(Excerpts from a dataset)
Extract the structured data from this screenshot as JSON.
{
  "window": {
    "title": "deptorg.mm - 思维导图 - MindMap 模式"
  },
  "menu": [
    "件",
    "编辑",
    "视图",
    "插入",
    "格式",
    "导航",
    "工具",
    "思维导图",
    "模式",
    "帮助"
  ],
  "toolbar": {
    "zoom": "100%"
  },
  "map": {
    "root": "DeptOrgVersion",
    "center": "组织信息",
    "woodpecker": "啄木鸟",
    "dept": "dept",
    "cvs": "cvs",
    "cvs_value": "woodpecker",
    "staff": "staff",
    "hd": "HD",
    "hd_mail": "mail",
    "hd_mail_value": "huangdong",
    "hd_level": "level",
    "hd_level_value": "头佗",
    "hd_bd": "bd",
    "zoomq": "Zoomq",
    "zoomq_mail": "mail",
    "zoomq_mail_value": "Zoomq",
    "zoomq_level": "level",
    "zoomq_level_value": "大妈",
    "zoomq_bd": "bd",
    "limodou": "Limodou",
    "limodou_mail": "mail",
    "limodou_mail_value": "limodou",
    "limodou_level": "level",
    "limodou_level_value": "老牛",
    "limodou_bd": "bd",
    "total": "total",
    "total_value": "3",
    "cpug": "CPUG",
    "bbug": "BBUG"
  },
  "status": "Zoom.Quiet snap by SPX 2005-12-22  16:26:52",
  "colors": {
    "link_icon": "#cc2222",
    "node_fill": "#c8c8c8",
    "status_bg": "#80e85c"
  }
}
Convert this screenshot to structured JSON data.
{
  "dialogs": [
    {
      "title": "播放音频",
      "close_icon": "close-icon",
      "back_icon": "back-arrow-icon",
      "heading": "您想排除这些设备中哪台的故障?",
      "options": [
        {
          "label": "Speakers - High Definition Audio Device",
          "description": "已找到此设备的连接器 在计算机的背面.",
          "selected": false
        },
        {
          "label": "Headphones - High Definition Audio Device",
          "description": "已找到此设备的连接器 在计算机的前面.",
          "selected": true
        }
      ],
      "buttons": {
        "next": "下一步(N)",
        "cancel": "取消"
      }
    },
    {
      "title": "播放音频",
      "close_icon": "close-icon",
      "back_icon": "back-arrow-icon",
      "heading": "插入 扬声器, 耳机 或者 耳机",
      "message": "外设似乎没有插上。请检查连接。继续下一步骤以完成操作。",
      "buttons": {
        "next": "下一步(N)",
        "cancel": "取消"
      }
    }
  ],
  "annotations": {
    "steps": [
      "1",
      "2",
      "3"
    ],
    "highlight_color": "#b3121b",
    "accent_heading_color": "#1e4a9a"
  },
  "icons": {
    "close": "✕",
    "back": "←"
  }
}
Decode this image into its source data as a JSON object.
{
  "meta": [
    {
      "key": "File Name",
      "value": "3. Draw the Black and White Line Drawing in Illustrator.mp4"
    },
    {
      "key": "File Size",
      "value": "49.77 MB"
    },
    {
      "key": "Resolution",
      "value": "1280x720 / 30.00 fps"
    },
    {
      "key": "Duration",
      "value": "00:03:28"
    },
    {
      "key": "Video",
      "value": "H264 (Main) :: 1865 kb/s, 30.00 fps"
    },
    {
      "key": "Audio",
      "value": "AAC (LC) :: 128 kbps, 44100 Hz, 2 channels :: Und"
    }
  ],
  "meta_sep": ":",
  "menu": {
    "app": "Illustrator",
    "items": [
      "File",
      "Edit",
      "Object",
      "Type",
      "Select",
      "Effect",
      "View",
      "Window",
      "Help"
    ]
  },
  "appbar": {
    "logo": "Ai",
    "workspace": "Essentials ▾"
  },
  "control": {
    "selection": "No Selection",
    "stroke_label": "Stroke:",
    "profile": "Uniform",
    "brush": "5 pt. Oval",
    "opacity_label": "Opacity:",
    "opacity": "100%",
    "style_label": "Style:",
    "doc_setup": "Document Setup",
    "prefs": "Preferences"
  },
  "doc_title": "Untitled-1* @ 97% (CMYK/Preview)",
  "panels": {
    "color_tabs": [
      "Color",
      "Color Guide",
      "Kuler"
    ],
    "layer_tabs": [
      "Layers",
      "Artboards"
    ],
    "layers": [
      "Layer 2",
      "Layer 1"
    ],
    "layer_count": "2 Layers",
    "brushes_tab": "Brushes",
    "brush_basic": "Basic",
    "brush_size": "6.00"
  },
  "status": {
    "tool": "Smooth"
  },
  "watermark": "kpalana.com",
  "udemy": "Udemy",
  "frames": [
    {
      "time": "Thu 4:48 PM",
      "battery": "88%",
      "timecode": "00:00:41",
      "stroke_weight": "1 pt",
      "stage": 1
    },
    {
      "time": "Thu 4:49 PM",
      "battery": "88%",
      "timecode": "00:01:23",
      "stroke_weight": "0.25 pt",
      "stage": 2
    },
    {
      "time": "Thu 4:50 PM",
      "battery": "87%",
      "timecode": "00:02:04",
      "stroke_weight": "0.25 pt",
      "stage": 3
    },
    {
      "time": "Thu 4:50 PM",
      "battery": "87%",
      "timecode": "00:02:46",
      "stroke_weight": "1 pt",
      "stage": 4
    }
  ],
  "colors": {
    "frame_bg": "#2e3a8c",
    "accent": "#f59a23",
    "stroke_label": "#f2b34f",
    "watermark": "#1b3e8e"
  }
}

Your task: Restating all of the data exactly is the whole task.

Reply to the task:
Extract the structured data from this screenshot as JSON.
{
  "window": {
    "title": "deptorg.mm - 思维导图 - MindMap 模式"
  },
  "menu": [
    "件",
    "编辑",
    "视图",
    "插入",
    "格式",
    "导航",
    "工具",
    "思维导图",
    "模式",
    "帮助"
  ],
  "toolbar": {
    "zoom": "100%"
  },
  "map": {
    "root": "DeptOrgVersion",
    "center": "组织信息",
    "woodpecker": "啄木鸟",
    "dept": "dept",
    "cvs": "cvs",
    "cvs_value": "woodpecker",
    "staff": "staff",
    "hd": "HD",
    "hd_mail": "mail",
    "hd_mail_value": "huangdong",
    "hd_level": "level",
    "hd_level_value": "头佗",
    "hd_bd": "bd",
    "zoomq": "Zoomq",
    "zoomq_mail": "mail",
    "zoomq_mail_value": "Zoomq",
    "zoomq_level": "level",
    "zoomq_level_value": "大妈",
    "zoomq_bd": "bd",
    "limodou": "Limodou",
    "limodou_mail": "mail",
    "limodou_mail_value": "limodou",
    "limodou_level": "level",
    "limodou_level_value": "老牛",
    "limodou_bd": "bd",
    "total": "total",
    "total_value": "3",
    "cpug": "CPUG",
    "bbug": "BBUG"
  },
  "status": "Zoom.Quiet snap by SPX 2005-12-22  16:26:52",
  "colors": {
    "link_icon": "#cc2222",
    "node_fill": "#c8c8c8",
    "status_bg": "#80e85c"
  }
}
Convert this screenshot to structured JSON data.
{
  "dialogs": [
    {
      "title": "播放音频",
      "close_icon": "close-icon",
      "back_icon": "back-arrow-icon",
      "heading": "您想排除这些设备中哪台的故障?",
      "options": [
        {
          "label": "Speakers - High Definition Audio Device",
          "description": "已找到此设备的连接器 在计算机的背面.",
          "selected": false
        },
        {
          "label": "Headphones - High Definition Audio Device",
          "description": "已找到此设备的连接器 在计算机的前面.",
          "selected": true
        }
      ],
      "buttons": {
        "next": "下一步(N)",
        "cancel": "取消"
      }
    },
    {
      "title": "播放音频",
      "close_icon": "close-icon",
      "back_icon": "back-arrow-icon",
      "heading": "插入 扬声器, 耳机 或者 耳机",
      "message": "外设似乎没有插上。请检查连接。继续下一步骤以完成操作。",
      "buttons": {
        "next": "下一步(N)",
        "cancel": "取消"
      }
    }
  ],
  "annotations": {
    "steps": [
      "1",
      "2",
      "3"
    ],
    "highlight_color": "#b3121b",
    "accent_heading_color": "#1e4a9a"
  },
  "icons": {
    "close": "✕",
    "back": "←"
  }
}
Decode this image into its source data as a JSON object.
{
  "meta": [
    {
      "key": "File Name",
      "value": "3. Draw the Black and White Line Drawing in Illustrator.mp4"
    },
    {
      "key": "File Size",
      "value": "49.77 MB"
    },
    {
      "key": "Resolution",
      "value": "1280x720 / 30.00 fps"
    },
    {
      "key": "Duration",
      "value": "00:03:28"
    },
    {
      "key": "Video",
      "value": "H264 (Main) :: 1865 kb/s, 30.00 fps"
    },
    {
      "key": "Audio",
      "value": "AAC (LC) :: 128 kbps, 44100 Hz, 2 channels :: Und"
    }
  ],
  "meta_sep": ":",
  "menu": {
    "app": "Illustrator",
    "items": [
      "File",
      "Edit",
      "Object",
      "Type",
      "Select",
      "Effect",
      "View",
      "Window",
      "Help"
    ]
  },
  "appbar": {
    "logo": "Ai",
    "workspace": "Essentials ▾"
  },
  "control": {
    "selection": "No Selection",
    "stroke_label": "Stroke:",
    "profile": "Uniform",
    "brush": "5 pt. Oval",
    "opacity_label": "Opacity:",
    "opacity": "100%",
    "style_label": "Style:",
    "doc_setup": "Document Setup",
    "prefs": "Preferences"
  },
  "doc_title": "Untitled-1* @ 97% (CMYK/Preview)",
  "panels": {
    "color_tabs": [
      "Color",
      "Color Guide",
      "Kuler"
    ],
    "layer_tabs": [
      "Layers",
      "Artboards"
    ],
    "layers": [
      "Layer 2",
      "Layer 1"
    ],
    "layer_count": "2 Layers",
    "brushes_tab": "Brushes",
    "brush_basic": "Basic",
    "brush_size": "6.00"
  },
  "status": {
    "tool": "Smooth"
  },
  "watermark": "kpalana.com",
  "udemy": "Udemy",
  "frames": [
    {
      "time": "Thu 4:48 PM",
      "battery": "88%",
      "timecode": "00:00:41",
      "stroke_weight": "1 pt",
      "stage": 1
    },
    {
      "time": "Thu 4:49 PM",
      "battery": "88%",
      "timecode": "00:01:23",
      "stroke_weight": "0.25 pt",
      "stage": 2
    },
    {
      "time": "Thu 4:50 PM",
      "battery": "87%",
      "timecode": "00:02:04",
      "stroke_weight": "0.25 pt",
      "stage": 3
    },
    {
      "time": "Thu 4:50 PM",
      "battery": "87%",
      "timecode": "00:02:46",
      "stroke_weight": "1 pt",
      "stage": 4
    }
  ],
  "colors": {
    "frame_bg": "#2e3a8c",
    "accent": "#f59a23",
    "stroke_label": "#f2b34f",
    "watermark": "#1b3e8e"
  }
}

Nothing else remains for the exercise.